DATA FROM HOSPITALS
Shah said the Maine CDC is working with hospitals to get better real-time data on how many people are currently hospitalized for COVID-19. Although the agency gives daily hospitalization numbers, that data is cumulative and does not reveal the daily count of hospitalizations. Shah acknowledged that the hospitalization data has gaps, a shortfall that was detailed in the Press Herald on Wednesday.
“It is a top priority to get a better handle on that,” Shah said.
There are 305 ICU beds in Maine, of which 154 were available Wednesday, Shah said, and there are more than 330 ventilators on hand, 282 of which were available. In addition, Maine has 233 alternative ventilators, he said.
On Tuesday, Gov. Janet Mills announced that the state would set up temporary treatment centers at the Cross Insurance Arena in Portland and the Cross Insurance Center in Bangor. The temporary hospitals would help hospitals in Portland and Bangor in case they overflow with patients. The Cross arena in Portland will be capable of holding at least 100 beds, while the Cross arena in Bangor will be set up for 50 beds.
“I hope that we never need to use these sites, but we cannot afford to wait to find out,” Mills said on Tuesday. “Building them now will ensure that if the need does arise, we will be prepared and Maine people will be cared for, and Maine people will survive.”
Shah said Wednesday that no final decision has been made about how to staff those facilities, which would be run in conjunction with local hospitals, some of which have limited numbers of health care workers available to treat coronavirus patients.
Pender Makin, Maine’s education commissioner, said in an online post on Tuesday evening that because of coronavirus, schools should prepare for remote learning for the rest of the school year.
And on Wednesday, Yarmouth, Portland and South Portland became the first of what is expected to be many districts to announce that they will keep schools closed and complete the 2019-2020 school year by remote and online learning.
Shah responded Wednesday to multiple questions about when sections of society might reopen, saying there are many factors to consider. He also said the reopening would be gradual, and not like “flipping a switch.”
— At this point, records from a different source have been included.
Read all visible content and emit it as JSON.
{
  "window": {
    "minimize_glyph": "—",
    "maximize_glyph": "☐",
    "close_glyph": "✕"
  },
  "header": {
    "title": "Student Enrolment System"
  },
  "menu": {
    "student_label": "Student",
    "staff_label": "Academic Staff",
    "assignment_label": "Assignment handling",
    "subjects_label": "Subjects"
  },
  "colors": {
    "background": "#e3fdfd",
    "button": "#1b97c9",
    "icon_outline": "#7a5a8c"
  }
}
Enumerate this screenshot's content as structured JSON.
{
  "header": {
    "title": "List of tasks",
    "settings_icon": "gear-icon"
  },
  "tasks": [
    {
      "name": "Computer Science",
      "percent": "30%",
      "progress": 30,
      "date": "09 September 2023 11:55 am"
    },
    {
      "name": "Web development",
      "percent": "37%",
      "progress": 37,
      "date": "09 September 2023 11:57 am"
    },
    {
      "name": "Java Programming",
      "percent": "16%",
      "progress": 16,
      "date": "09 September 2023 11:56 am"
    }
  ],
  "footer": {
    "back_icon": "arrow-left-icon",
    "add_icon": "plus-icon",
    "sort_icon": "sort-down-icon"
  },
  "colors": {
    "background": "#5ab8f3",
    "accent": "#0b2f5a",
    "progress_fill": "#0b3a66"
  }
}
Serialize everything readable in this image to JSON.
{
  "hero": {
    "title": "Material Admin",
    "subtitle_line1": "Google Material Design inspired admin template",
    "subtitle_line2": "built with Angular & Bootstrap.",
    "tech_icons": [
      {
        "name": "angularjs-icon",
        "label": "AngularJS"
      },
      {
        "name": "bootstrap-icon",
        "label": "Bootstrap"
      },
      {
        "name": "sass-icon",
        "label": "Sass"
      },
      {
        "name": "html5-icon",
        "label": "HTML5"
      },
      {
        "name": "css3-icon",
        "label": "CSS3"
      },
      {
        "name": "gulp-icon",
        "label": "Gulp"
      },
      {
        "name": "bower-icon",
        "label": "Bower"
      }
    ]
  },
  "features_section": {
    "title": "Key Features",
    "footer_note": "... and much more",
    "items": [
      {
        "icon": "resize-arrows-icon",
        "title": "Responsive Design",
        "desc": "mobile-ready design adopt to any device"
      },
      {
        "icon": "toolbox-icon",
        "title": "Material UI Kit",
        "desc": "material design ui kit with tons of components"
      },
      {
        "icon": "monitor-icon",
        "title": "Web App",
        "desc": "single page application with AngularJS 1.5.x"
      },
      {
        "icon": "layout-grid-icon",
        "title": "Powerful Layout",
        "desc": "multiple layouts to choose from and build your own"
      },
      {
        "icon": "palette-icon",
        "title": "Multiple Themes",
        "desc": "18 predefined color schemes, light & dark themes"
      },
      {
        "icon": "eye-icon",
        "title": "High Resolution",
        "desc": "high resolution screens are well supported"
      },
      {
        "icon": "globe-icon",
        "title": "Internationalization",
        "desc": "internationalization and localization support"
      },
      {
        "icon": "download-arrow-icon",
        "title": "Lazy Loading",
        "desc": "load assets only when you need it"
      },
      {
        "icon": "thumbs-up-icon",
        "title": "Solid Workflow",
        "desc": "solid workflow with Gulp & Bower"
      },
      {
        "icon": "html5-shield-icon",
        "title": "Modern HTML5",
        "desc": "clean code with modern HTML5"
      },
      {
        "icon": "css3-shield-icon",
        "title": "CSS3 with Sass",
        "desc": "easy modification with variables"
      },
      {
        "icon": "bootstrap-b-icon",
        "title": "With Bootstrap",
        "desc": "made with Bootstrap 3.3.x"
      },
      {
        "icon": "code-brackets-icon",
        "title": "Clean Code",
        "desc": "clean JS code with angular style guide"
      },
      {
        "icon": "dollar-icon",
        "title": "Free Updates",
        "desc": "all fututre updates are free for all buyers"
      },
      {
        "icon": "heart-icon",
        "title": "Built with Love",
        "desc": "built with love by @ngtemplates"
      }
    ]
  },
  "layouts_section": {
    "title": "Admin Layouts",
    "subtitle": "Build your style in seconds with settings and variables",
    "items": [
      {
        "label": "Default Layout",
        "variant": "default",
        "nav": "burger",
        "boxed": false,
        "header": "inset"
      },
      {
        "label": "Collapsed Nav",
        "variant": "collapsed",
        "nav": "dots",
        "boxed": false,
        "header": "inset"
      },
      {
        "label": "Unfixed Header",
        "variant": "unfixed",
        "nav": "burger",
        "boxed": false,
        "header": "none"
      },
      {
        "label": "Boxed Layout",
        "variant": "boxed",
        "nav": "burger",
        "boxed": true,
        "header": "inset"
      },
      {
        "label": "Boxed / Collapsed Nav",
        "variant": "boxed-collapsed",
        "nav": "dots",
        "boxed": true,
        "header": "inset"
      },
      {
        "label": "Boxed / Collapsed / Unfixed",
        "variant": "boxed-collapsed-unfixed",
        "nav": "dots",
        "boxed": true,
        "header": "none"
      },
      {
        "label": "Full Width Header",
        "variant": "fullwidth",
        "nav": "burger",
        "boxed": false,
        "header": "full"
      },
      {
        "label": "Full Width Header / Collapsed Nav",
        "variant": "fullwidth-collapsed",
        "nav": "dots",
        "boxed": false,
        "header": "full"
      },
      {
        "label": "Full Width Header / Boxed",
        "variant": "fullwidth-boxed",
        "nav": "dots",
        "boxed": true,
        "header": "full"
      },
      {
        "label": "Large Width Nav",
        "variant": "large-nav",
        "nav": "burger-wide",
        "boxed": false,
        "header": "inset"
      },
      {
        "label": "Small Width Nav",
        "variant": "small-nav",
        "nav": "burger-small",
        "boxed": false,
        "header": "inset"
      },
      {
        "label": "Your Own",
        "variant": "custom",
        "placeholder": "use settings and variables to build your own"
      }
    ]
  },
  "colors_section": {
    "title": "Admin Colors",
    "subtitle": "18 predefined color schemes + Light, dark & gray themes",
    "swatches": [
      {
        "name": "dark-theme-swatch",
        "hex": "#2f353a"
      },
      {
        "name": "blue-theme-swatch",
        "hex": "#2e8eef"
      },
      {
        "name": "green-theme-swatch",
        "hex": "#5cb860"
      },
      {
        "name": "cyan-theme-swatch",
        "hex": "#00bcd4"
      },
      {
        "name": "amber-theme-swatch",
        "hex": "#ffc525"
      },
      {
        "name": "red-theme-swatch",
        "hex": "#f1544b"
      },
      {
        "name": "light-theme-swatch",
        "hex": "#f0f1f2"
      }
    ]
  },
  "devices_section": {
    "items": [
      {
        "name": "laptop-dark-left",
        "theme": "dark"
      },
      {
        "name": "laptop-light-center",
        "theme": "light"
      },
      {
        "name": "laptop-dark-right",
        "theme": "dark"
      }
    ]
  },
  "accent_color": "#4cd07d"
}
“There is not a math equation on our whiteboard to tell us when it is OK to get us back to where we were before,” he said.
Joe Lawlor — 207-791-6376